“Having access to the Bloomberg terminals was pivotal,” said Roza. We really needed them for specific data, accurate numbers and historical trend research.”
The students will execute their portfolio during December and manage the fund through the performance period of Jan. 1 to Dec. 31, 2021.
The team members, who are also part of the Cal Poly Pomona Student Managed Investment Club (SMIC), are:
- Damian Anderson – FRL Mitchell Johnson – FRL
- Connor Morgan – FRL Sean McDonough – MHR
- Wendy Sujarit – FRL Adam Escamilla – FRL
- Allegra Roza – FRL Brandon Castillo – FRL
- Yuan Yong – FRL Ellie Enrique – FRL
- Clayton Kusayanagi – FRL Andrew Brands – FRL
- Ethan Tecson – FRL Sandra Gutierrez – TOM
- Nirvar Khunkhuna –FRL Akashdeep Takhar – Computer Engineering
- Samuel Chong – FRL Alexander Saikali – FRL
- Feiyu Han – FRL Monica Alvarez – FRL
- Noah Mendoza – FRL Bryan Arciniega – Computer Engineering
- Colin LeFrancois – FRL Andrew Seielstad – FRL
- Jennifer Johnson – FRL Zachary Winkle – FRL
- Jon Oliver – FRL Joseph Baierl – FRL and Accounting
This is the second consecutive first-place win for the team since the SMIF program was founded in fall 2017. The Broncos finished second in their first event and third the following year.
Among the keys to their success are a dedicated team of alumni and faculty willing to jump on calls to answer questions, easy access to the Bloomberg terminals, and the Student Managed Investment Fund club, which provided early workshops on a range of financial topics.
In this year’s event, Cal State Long Beach took second, CSU Fullerton third and Chapman University fourth. Also competing were UC Irvine and UC Riverside.
Professor Pawan Tomkoria is the Student-Managed Investment Fund (SMIF) class instructor and program co-advisor with Professor Alex Wei Wu.
“We model this program as an internship opportunity in investment management, where students develop their own strategies, make their own decisions and then execute their decisions using a substantial amount of real money,” said Tomkoria.
Cal Poly Pomona’s SMIF program, offered through the FRL department, gives students an opportunity for experiential learning in security analysis and portfolio management. The program began with an approximately $200,000 investment under a Cal Poly Pomona alumnus’ personal portfolio.

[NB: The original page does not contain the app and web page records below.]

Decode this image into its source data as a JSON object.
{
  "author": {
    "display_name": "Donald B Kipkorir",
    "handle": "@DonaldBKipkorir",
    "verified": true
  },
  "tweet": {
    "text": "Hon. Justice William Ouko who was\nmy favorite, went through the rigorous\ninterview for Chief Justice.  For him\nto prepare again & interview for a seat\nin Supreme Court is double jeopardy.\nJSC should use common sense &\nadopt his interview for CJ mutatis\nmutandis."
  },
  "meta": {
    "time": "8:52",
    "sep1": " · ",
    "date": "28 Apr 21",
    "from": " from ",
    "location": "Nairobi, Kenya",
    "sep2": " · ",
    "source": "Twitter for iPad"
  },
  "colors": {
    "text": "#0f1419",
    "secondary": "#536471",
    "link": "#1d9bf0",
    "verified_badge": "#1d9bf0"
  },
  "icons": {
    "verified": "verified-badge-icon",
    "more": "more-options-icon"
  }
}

“Since its inception, the SMIF program has not only brought in financial returns, but more importantly, educational returns,” said Wei Yu, chair of the FRL department. “This consecutive first-place win is a testament to our students’ dedication and drive for excellence, our faculty’s commitment to Cal Poly Pomona’s mission of ‘cultivate success through a diverse culture of experiential learning, discovery, and innovation.’

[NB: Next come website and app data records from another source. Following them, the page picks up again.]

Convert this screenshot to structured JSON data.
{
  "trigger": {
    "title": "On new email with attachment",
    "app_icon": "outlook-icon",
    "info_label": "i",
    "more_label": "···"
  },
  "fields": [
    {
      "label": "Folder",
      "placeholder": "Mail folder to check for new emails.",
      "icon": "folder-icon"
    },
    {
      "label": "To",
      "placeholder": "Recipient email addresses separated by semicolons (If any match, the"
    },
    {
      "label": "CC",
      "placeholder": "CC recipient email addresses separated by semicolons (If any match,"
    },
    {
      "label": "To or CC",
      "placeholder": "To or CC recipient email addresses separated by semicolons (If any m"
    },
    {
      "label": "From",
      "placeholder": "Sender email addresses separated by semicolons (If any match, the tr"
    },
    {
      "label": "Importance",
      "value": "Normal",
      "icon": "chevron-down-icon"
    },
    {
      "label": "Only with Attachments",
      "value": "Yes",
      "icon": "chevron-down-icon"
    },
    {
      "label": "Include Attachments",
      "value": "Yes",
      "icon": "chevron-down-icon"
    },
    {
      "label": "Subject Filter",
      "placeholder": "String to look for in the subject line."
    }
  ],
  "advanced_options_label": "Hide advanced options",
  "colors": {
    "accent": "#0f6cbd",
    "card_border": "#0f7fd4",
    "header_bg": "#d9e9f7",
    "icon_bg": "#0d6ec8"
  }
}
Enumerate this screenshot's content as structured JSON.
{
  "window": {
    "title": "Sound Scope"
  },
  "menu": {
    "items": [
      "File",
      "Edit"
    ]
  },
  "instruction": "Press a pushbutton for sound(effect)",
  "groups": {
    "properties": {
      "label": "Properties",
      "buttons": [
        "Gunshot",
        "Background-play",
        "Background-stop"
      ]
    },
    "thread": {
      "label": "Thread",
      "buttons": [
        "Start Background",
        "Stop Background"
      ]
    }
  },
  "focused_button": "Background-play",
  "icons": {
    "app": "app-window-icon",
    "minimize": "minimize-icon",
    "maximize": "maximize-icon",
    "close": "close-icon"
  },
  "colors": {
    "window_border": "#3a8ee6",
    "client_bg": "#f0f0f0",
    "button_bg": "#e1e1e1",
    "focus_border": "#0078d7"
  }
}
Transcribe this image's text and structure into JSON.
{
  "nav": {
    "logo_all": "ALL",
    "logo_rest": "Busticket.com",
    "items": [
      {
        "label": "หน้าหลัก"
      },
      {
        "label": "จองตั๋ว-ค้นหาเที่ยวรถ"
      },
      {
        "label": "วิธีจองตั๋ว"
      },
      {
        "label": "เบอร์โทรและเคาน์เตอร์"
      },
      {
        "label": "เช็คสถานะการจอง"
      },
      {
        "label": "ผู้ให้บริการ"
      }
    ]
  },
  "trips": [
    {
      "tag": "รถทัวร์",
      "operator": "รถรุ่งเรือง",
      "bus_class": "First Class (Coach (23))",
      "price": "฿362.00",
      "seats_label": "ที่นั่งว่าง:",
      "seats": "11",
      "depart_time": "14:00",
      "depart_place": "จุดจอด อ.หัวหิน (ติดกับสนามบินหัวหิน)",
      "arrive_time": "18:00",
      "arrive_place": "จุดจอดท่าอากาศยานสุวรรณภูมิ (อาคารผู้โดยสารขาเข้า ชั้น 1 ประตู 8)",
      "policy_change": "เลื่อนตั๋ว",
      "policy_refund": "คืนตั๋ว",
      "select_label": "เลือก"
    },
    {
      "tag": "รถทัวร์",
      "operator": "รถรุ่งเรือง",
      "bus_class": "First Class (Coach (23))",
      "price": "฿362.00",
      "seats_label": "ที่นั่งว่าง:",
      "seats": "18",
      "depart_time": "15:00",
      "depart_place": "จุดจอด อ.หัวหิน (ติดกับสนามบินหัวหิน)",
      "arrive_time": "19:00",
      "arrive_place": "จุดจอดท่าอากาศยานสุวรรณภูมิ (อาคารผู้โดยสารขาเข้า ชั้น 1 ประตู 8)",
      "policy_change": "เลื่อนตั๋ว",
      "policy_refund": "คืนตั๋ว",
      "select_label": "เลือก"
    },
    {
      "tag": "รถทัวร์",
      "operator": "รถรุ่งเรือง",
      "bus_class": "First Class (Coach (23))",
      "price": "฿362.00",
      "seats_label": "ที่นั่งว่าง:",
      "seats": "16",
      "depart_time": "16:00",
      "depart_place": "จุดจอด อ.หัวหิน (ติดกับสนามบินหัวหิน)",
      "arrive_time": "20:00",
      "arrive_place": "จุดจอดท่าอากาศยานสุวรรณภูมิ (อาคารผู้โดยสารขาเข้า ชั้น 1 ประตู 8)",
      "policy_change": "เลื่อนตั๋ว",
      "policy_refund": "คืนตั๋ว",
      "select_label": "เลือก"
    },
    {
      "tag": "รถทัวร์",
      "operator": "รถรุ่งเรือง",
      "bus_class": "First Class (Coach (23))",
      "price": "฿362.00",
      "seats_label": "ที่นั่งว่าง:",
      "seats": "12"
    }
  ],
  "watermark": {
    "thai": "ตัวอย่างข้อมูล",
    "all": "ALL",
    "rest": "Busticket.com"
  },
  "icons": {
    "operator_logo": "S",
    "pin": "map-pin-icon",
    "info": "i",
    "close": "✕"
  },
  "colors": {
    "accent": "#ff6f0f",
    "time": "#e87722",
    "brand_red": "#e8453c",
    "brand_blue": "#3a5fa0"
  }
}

Students and alumni from the SMIF program have been given internship and career opportunities at companies such as Goldman Sachs, PIMCO, RBC Capital, and UBS. Endorsed by the CFA Institute as a University Affiliation Program, the FRL department strives to bring more real-world experience into the classroom and align curriculum with industry needs.”